TASK = Please print the whole listing below exactly as it stands.
::: DATASET CONTENT :::
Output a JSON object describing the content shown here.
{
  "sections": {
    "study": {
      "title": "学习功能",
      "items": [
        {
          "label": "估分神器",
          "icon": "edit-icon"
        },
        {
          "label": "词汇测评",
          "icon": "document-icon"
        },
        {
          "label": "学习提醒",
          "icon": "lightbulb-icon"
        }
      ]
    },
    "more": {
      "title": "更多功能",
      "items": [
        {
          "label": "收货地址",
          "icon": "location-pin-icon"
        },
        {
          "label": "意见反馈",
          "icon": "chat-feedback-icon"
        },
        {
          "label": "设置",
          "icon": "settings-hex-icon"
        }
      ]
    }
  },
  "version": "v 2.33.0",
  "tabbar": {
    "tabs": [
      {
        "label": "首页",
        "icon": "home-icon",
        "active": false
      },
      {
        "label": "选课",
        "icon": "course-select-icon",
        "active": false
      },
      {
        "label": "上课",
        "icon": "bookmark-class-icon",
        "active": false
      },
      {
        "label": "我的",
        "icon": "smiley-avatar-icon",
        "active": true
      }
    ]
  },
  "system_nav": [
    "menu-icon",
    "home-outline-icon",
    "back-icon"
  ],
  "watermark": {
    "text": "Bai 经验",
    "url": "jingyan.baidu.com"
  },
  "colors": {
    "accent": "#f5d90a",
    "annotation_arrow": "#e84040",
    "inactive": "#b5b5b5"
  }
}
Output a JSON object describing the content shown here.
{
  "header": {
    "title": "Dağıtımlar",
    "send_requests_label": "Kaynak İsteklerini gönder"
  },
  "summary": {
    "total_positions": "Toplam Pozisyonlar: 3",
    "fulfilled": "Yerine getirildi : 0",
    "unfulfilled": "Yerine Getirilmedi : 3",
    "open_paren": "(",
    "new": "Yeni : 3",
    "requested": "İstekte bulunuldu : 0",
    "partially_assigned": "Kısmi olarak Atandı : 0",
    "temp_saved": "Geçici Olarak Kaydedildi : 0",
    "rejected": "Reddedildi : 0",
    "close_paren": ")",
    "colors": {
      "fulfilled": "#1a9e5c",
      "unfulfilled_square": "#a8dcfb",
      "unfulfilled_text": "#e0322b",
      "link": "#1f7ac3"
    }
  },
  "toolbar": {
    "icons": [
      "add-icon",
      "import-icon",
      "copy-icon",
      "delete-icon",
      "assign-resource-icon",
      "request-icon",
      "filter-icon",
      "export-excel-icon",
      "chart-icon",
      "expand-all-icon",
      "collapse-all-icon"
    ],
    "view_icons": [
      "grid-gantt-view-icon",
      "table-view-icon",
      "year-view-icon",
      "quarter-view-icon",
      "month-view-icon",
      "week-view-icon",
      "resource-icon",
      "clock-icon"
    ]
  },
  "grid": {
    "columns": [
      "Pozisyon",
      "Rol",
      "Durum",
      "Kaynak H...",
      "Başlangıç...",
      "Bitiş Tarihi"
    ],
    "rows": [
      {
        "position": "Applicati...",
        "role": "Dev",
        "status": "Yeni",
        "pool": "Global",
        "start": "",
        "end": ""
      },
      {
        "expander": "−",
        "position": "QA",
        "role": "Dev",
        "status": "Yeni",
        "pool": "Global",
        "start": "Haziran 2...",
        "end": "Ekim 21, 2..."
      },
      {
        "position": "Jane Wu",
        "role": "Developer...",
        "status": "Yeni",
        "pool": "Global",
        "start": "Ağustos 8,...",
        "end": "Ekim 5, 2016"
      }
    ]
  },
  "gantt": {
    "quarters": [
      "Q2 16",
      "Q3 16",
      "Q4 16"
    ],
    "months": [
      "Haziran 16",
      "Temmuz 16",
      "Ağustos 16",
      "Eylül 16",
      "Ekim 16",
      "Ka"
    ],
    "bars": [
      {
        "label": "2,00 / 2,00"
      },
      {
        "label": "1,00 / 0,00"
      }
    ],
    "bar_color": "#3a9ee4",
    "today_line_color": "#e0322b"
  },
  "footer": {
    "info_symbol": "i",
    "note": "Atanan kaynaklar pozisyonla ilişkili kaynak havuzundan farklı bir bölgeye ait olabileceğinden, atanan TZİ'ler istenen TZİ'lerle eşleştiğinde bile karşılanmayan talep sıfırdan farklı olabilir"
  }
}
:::
RESPONSE TO THIS EXERCISE =
Output a JSON object describing the content shown here.
{
  "sections": {
    "study": {
      "title": "学习功能",
      "items": [
        {
          "label": "估分神器",
          "icon": "edit-icon"
        },
        {
          "label": "词汇测评",
          "icon": "document-icon"
        },
        {
          "label": "学习提醒",
          "icon": "lightbulb-icon"
        }
      ]
    },
    "more": {
      "title": "更多功能",
      "items": [
        {
          "label": "收货地址",
          "icon": "location-pin-icon"
        },
        {
          "label": "意见反馈",
          "icon": "chat-feedback-icon"
        },
        {
          "label": "设置",
          "icon": "settings-hex-icon"
        }
      ]
    }
  },
  "version": "v 2.33.0",
  "tabbar": {
    "tabs": [
      {
        "label": "首页",
        "icon": "home-icon",
        "active": false
      },
      {
        "label": "选课",
        "icon": "course-select-icon",
        "active": false
      },
      {
        "label": "上课",
        "icon": "bookmark-class-icon",
        "active": false
      },
      {
        "label": "我的",
        "icon": "smiley-avatar-icon",
        "active": true
      }
    ]
  },
  "system_nav": [
    "menu-icon",
    "home-outline-icon",
    "back-icon"
  ],
  "watermark": {
    "text": "Bai 经验",
    "url": "jingyan.baidu.com"
  },
  "colors": {
    "accent": "#f5d90a",
    "annotation_arrow": "#e84040",
    "inactive": "#b5b5b5"
  }
}
Output a JSON object describing the content shown here.
{
  "header": {
    "title": "Dağıtımlar",
    "send_requests_label": "Kaynak İsteklerini gönder"
  },
  "summary": {
    "total_positions": "Toplam Pozisyonlar: 3",
    "fulfilled": "Yerine getirildi : 0",
    "unfulfilled": "Yerine Getirilmedi : 3",
    "open_paren": "(",
    "new": "Yeni : 3",
    "requested": "İstekte bulunuldu : 0",
    "partially_assigned": "Kısmi olarak Atandı : 0",
    "temp_saved": "Geçici Olarak Kaydedildi : 0",
    "rejected": "Reddedildi : 0",
    "close_paren": ")",
    "colors": {
      "fulfilled": "#1a9e5c",
      "unfulfilled_square": "#a8dcfb",
      "unfulfilled_text": "#e0322b",
      "link": "#1f7ac3"
    }
  },
  "toolbar": {
    "icons": [
      "add-icon",
      "import-icon",
      "copy-icon",
      "delete-icon",
      "assign-resource-icon",
      "request-icon",
      "filter-icon",
      "export-excel-icon",
      "chart-icon",
      "expand-all-icon",
      "collapse-all-icon"
    ],
    "view_icons": [
      "grid-gantt-view-icon",
      "table-view-icon",
      "year-view-icon",
      "quarter-view-icon",
      "month-view-icon",
      "week-view-icon",
      "resource-icon",
      "clock-icon"
    ]
  },
  "grid": {
    "columns": [
      "Pozisyon",
      "Rol",
      "Durum",
      "Kaynak H...",
      "Başlangıç...",
      "Bitiş Tarihi"
    ],
    "rows": [
      {
        "position": "Applicati...",
        "role": "Dev",
        "status": "Yeni",
        "pool": "Global",
        "start": "",
        "end": ""
      },
      {
        "expander": "−",
        "position": "QA",
        "role": "Dev",
        "status": "Yeni",
        "pool": "Global",
        "start": "Haziran 2...",
        "end": "Ekim 21, 2..."
      },
      {
        "position": "Jane Wu",
        "role": "Developer...",
        "status": "Yeni",
        "pool": "Global",
        "start": "Ağustos 8,...",
        "end": "Ekim 5, 2016"
      }
    ]
  },
  "gantt": {
    "quarters": [
      "Q2 16",
      "Q3 16",
      "Q4 16"
    ],
    "months": [
      "Haziran 16",
      "Temmuz 16",
      "Ağustos 16",
      "Eylül 16",
      "Ekim 16",
      "Ka"
    ],
    "bars": [
      {
        "label": "2,00 / 2,00"
      },
      {
        "label": "1,00 / 0,00"
      }
    ],
    "bar_color": "#3a9ee4",
    "today_line_color": "#e0322b"
  },
  "footer": {
    "info_symbol": "i",
    "note": "Atanan kaynaklar pozisyonla ilişkili kaynak havuzundan farklı bir bölgeye ait olabileceğinden, atanan TZİ'ler istenen TZİ'lerle eşleştiğinde bile karşılanmayan talep sıfırdan farklı olabilir"
  }
}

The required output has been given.